A HIPAA-covered entity includes healthcare providers, health plans, and healthcare clearinghouses. Everything from orthodontists to hospitals to doctors are covered by HIPAA. These institutions routinely handle PHI, so they know they have to follow strict regulations to protect it.
A business associate is any third party that uses PHI to perform a service for a HIPAA-regulated entity. Companies performing services such as medical billing, staffing services, or data security must have a business associate agreement with the regulated HIPAA entity.
While business associates don’t use PHI as much as covered entities, they still need to ensure their data is safe. Third parties account for more than 20 percent of healthcare breaches. Business associates need to put safeguards in place to protect PHI.
Following HIPAA regulations isn’t easy when you’re dealing with the day-to-day demands of your business. Let’s explore some simple ways you can keep the PHI in your possession secure.
How can you protect your PHI?
Organizations with custody of PHI must protect their clients from identity theft and fraud while keeping their business running smoothly. Here are some standard procedures for protecting data without complicating your company’s processes:
- HIPAA compliance starts with data collection. You can collect PHI online with Jotform’s HIPAA-compliant forms.
- Limit who has access to health information. Only the patient and those who need the information to do their job should access PHI.
- Train your employees on HIPAA compliance. Your workers will be dealing with PHI every day. They need to know what they can and can’t do with it.
- Establish policies and procedures for dealing with PHI. Review your company’s policies regularly to ensure you’re still HIPAA compliant.
- Encrypt online communications that include PHI. Give patients an access code so only they can access the PHI you send to them.

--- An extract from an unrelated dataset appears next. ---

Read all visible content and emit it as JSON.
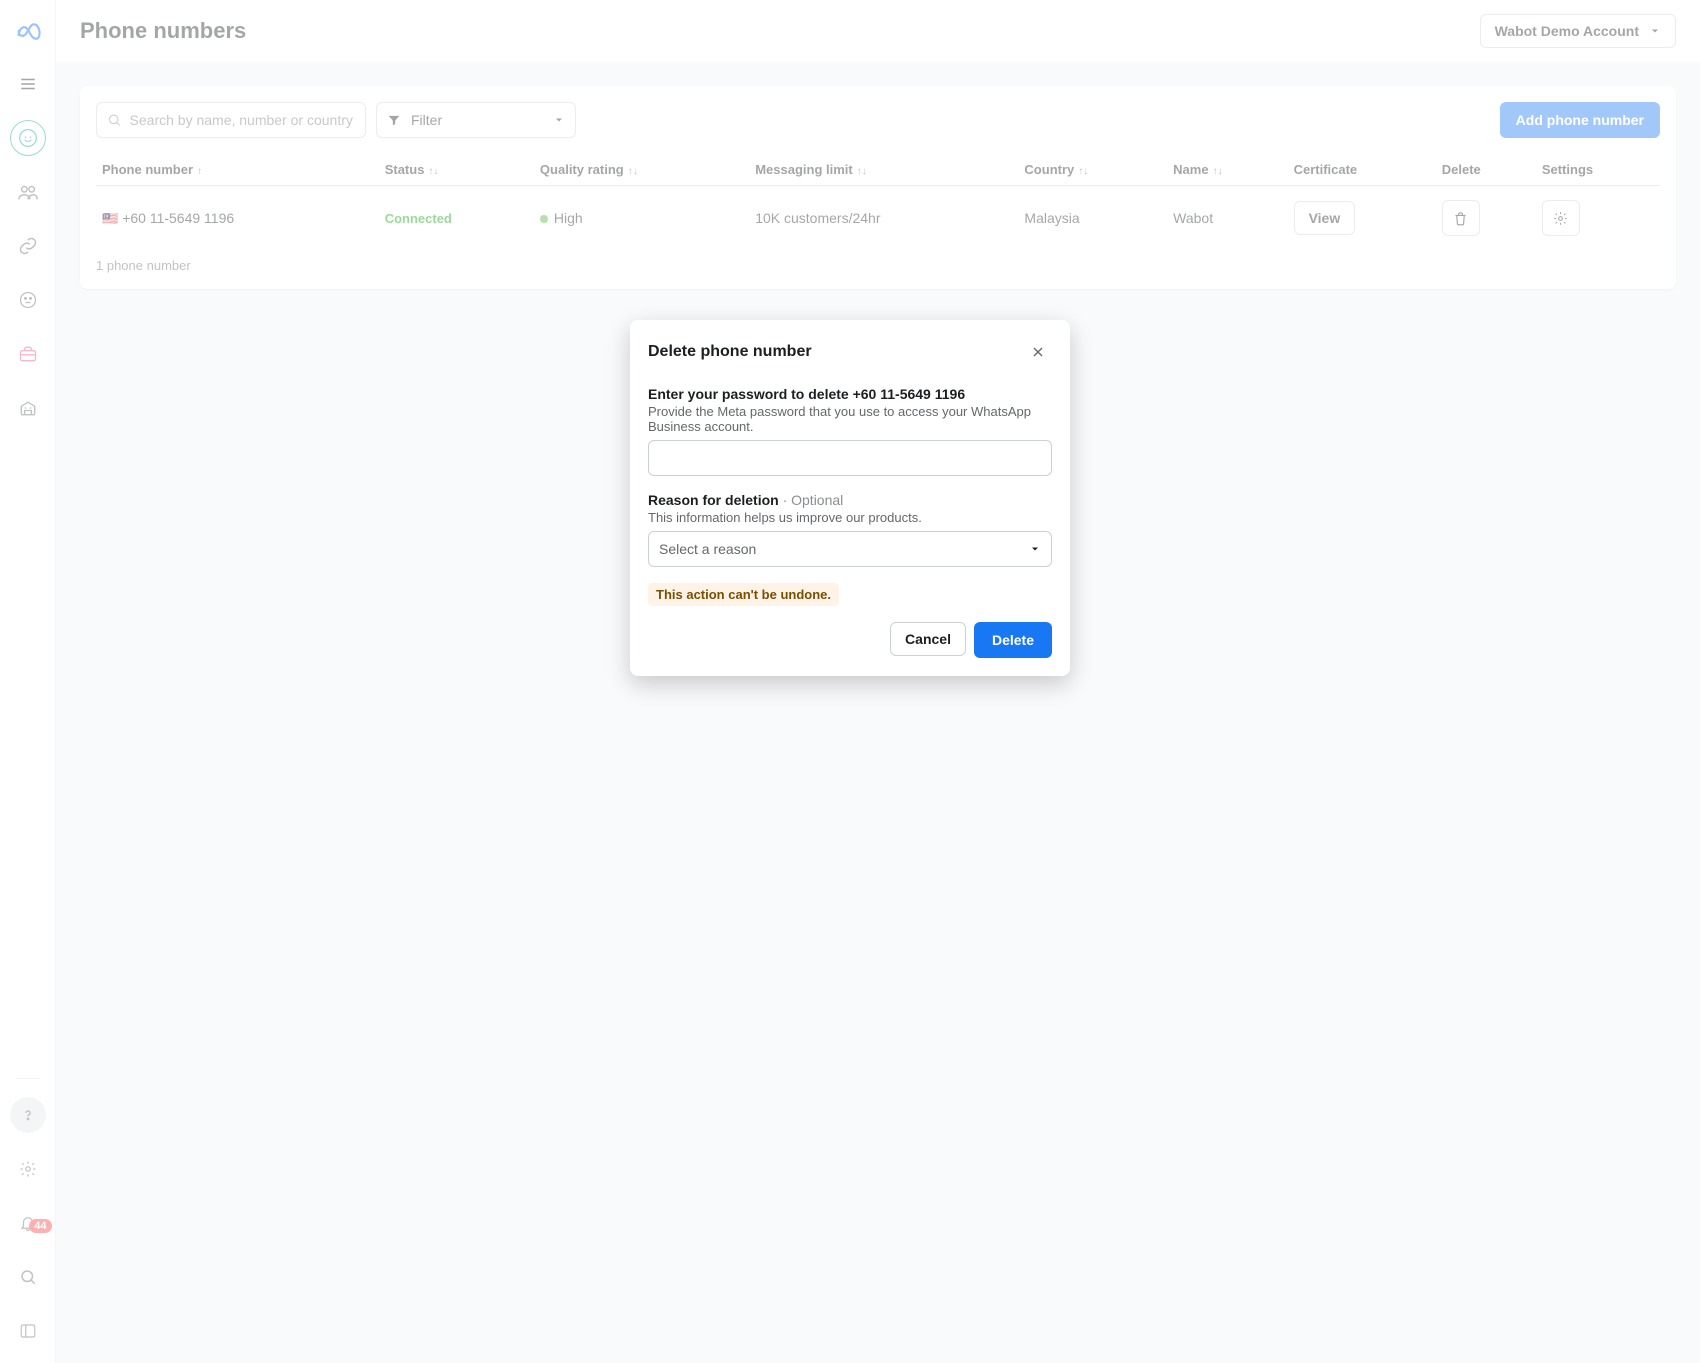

- Dispose of PHI properly. Paper documents can be shredded, while online records must be deleted.
Complying with HIPAA regulations is essential for protecting the reputation of your business and avoiding tough fines and the loss of client confidence. Taking compliance seriously will keep your business out of legal trouble and in good standing with your clients.